### Haversine distance: Why you should not go straight to the point

##### Ernesto Gregori

“The shortest distance between two points is a straight line” is a phrase that we have all heard in high school—but it’s not always true.

In a Euclidean space, straight lines *are *the shortest distances when considering basic distance, or Euclidean distance. But what about other spaces?

Let’s take the case of an aircraft trajectory: two points on the surface of the Earth can be connected with a straight line to minimise distance, but since an aircraft has to fly *over* the Earth and not through it, this distance does not give much information. To solve this problem, we can introduce the great-circle distance, also known as the Haversine distance. This formula computes the distance by replacing a straight line with a circle on the sphere connecting the two points, where the center coincides with the center of the sphere, and then computing the length of the shortest arc.
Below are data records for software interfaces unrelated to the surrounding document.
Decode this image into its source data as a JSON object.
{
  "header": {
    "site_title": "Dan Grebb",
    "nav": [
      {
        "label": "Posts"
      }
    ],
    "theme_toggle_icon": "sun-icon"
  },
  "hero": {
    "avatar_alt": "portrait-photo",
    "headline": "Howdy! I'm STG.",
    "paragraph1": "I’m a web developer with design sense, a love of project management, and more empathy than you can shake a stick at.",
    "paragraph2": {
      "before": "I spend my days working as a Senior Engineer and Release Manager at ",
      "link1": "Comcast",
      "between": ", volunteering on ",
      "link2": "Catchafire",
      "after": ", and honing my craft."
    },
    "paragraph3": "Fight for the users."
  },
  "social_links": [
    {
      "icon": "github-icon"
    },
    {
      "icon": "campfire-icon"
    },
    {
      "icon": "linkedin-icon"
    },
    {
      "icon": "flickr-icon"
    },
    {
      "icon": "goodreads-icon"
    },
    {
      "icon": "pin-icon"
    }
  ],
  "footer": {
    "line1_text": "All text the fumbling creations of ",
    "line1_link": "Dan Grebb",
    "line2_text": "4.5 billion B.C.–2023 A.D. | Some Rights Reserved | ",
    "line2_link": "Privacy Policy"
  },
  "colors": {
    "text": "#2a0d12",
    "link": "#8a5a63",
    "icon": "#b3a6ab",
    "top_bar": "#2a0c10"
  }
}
When checking the route of a plane, the curved trajectory is a geodesic, or the generalization of straight lines in curved spaces. But if seen on a map, those trajectories don’t look like circles either, since they are deformed. This is a side effect of the projection of the Earth onto a map: we cannot preserve all the information contained in a 3D space, like the Earth, and display it onto a flat 2D map without having to take some assumptions and losing generality. Therefore, we alter the original distribution, resulting in the geodesic not being represented as a circle (for that projection).

There are in fact many map projections, such as Mercator or Cassini, and each of them has advantages and disadvantages (we may need maps that preserve areas, distances along meridians or any other feature). Each of those projections will show the same geodesic in a different way, depending on their design.

However, for small distances, the length of the geodesic is almost the same as the length of a straight line. Therefore, it is possible to approximate it with the distance that we are all familiar with. This is useful for computing short distances, since using the Euclidean approach involves fewer calculations, though it is less accurate. This trade-off between accuracy and computational expense suggests that, for short distances, we have the choice between slightly worse results with fewer calculations, or better results with more calculations.